▸ **To do**:
Go through the data below. List every line that holds the word "this".

▸ **Records supplied**:
********************

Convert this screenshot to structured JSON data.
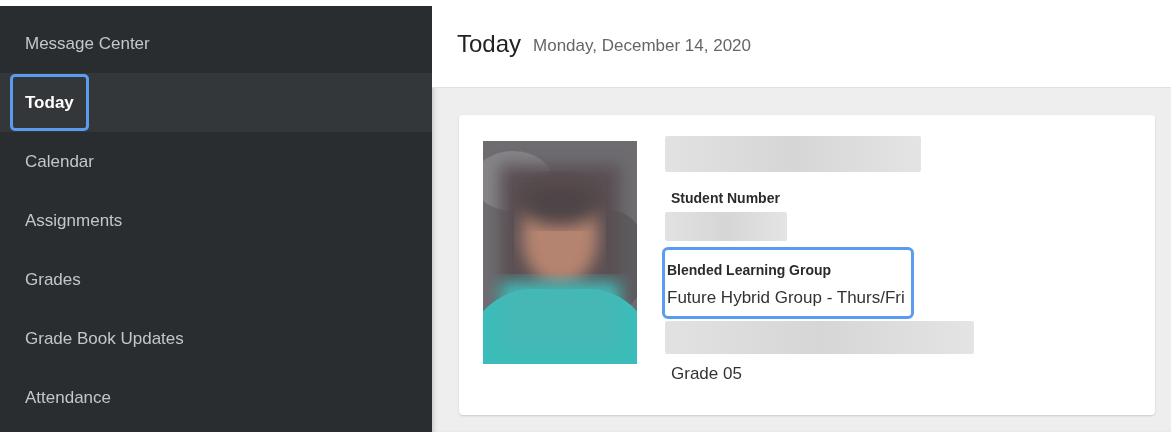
{
  "sidebar": {
    "items": [
      {
        "label": "Message Center",
        "selected": false
      },
      {
        "label": "Today",
        "selected": true
      },
      {
        "label": "Calendar",
        "selected": false
      },
      {
        "label": "Assignments",
        "selected": false
      },
      {
        "label": "Grades",
        "selected": false
      },
      {
        "label": "Grade Book Updates",
        "selected": false
      },
      {
        "label": "Attendance",
        "selected": false
      }
    ]
  },
  "header": {
    "title": "Today",
    "date": "Monday, December 14, 2020"
  },
  "student_card": {
    "fields": [
      {
        "kind": "redacted"
      },
      {
        "kind": "label",
        "text": "Student Number"
      },
      {
        "kind": "redacted"
      },
      {
        "kind": "group",
        "label": "Blended Learning Group",
        "value": "Future Hybrid Group - Thurs/Fri",
        "highlighted": true
      },
      {
        "kind": "redacted"
      },
      {
        "kind": "value",
        "text": "Grade 05"
      }
    ]
  }
}
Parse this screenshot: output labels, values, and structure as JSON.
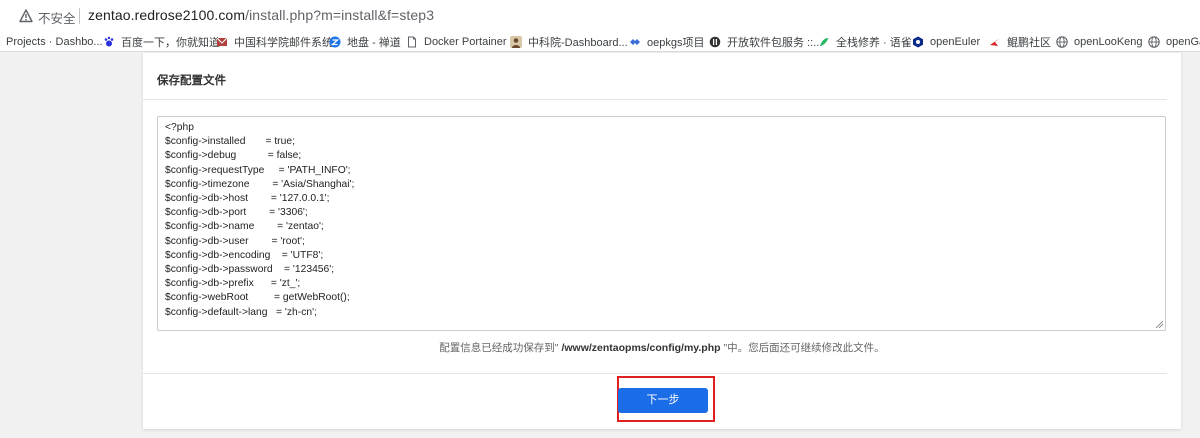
{
  "browser": {
    "security_label": "不安全",
    "url_host": "zentao.redrose2100.com",
    "url_path": "/install.php?m=install&f=step3"
  },
  "bookmarks": [
    {
      "label": "Projects · Dashbo...",
      "icon": "none"
    },
    {
      "label": "百度一下，你就知道",
      "icon": "baidu-icon"
    },
    {
      "label": "中国科学院邮件系统",
      "icon": "cas-mail-icon"
    },
    {
      "label": "地盘 - 禅道",
      "icon": "zentao-icon"
    },
    {
      "label": "Docker Portainer",
      "icon": "file-icon"
    },
    {
      "label": "中科院-Dashboard...",
      "icon": "avatar-icon"
    },
    {
      "label": "oepkgs项目",
      "icon": "oepkgs-icon"
    },
    {
      "label": "开放软件包服务 ::...",
      "icon": "package-icon"
    },
    {
      "label": "全栈修养 · 语雀",
      "icon": "yuque-icon"
    },
    {
      "label": "openEuler",
      "icon": "openeuler-icon"
    },
    {
      "label": "鲲鹏社区",
      "icon": "kunpeng-icon"
    },
    {
      "label": "openLooKeng",
      "icon": "globe-icon"
    },
    {
      "label": "openGa",
      "icon": "globe-icon"
    }
  ],
  "card": {
    "title": "保存配置文件",
    "config_lines": [
      "<?php",
      "$config->installed       = true;",
      "$config->debug           = false;",
      "$config->requestType     = 'PATH_INFO';",
      "$config->timezone        = 'Asia/Shanghai';",
      "$config->db->host        = '127.0.0.1';",
      "$config->db->port        = '3306';",
      "$config->db->name        = 'zentao';",
      "$config->db->user        = 'root';",
      "$config->db->encoding    = 'UTF8';",
      "$config->db->password    = '123456';",
      "$config->db->prefix      = 'zt_';",
      "$config->webRoot         = getWebRoot();",
      "$config->default->lang   = 'zh-cn';"
    ],
    "note_prefix": "配置信息已经成功保存到\" ",
    "note_path": "/www/zentaopms/config/my.php",
    "note_suffix": " \"中。您后面还可继续修改此文件。",
    "next_label": "下一步"
  },
  "colors": {
    "primary": "#1a6ce7",
    "highlight_border": "#e02020"
  }
}
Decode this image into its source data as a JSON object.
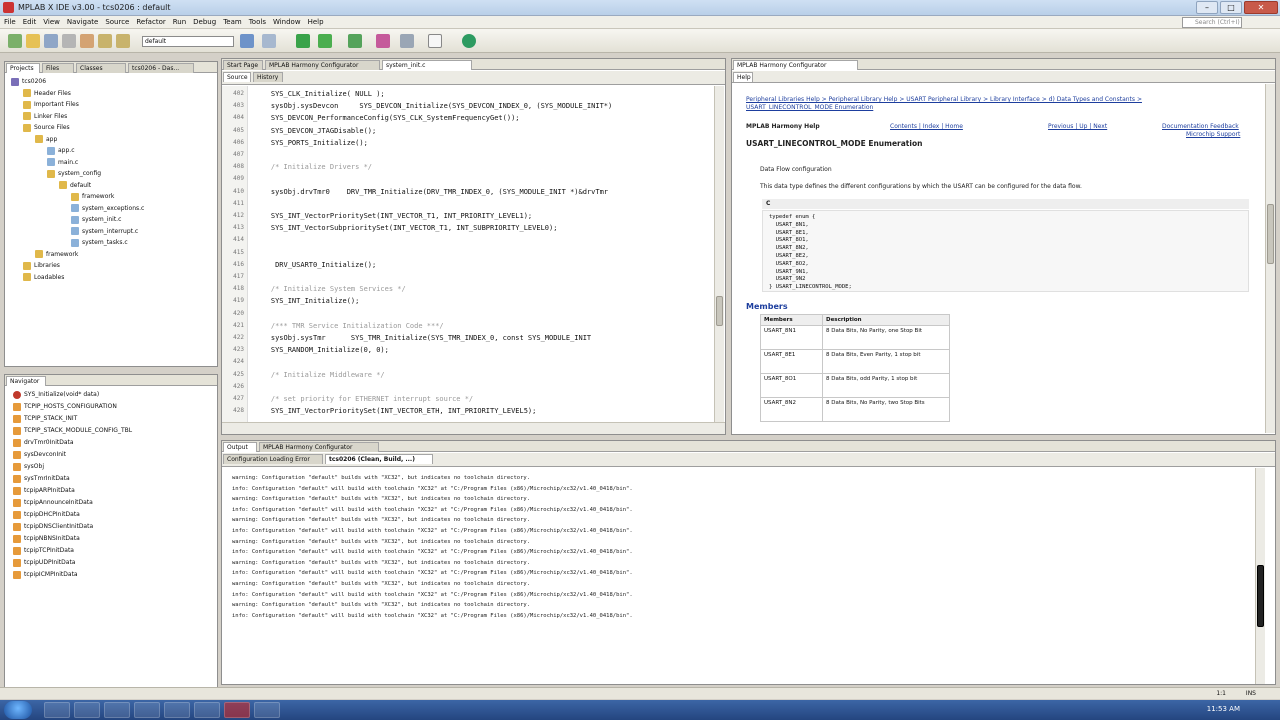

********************

▸ **Answer section**:
Convert this screenshot to structured JSON data.
Parse this screenshot: output labels, values, and structure as JSON.
Decode this image into its source data as a JSON object.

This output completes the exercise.